Items from a data source
>>
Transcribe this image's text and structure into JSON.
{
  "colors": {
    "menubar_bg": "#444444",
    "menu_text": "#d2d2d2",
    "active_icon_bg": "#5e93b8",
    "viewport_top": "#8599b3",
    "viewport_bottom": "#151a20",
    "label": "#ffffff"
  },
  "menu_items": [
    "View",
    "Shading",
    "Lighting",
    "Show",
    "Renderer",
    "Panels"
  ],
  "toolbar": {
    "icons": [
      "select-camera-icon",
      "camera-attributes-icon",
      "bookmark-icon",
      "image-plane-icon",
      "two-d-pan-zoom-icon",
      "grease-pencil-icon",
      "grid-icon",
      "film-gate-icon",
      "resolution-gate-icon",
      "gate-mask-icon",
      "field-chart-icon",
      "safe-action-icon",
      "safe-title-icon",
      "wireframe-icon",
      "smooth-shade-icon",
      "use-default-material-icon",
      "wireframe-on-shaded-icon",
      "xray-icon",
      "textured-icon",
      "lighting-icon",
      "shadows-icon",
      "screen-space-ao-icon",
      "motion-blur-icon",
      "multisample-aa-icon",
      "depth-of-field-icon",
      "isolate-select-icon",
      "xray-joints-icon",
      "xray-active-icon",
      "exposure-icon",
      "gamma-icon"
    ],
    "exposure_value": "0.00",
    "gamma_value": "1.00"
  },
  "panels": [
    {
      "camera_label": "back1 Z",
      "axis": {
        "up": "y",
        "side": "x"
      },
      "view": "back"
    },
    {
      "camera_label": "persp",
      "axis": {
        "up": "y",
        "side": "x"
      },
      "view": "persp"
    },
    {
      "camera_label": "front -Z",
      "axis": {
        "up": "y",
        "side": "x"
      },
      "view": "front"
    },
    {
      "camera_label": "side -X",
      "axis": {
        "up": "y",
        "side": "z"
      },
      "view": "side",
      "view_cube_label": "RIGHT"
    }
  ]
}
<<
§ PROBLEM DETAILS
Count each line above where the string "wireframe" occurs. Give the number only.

§ RESPONSE TO THE TASK
2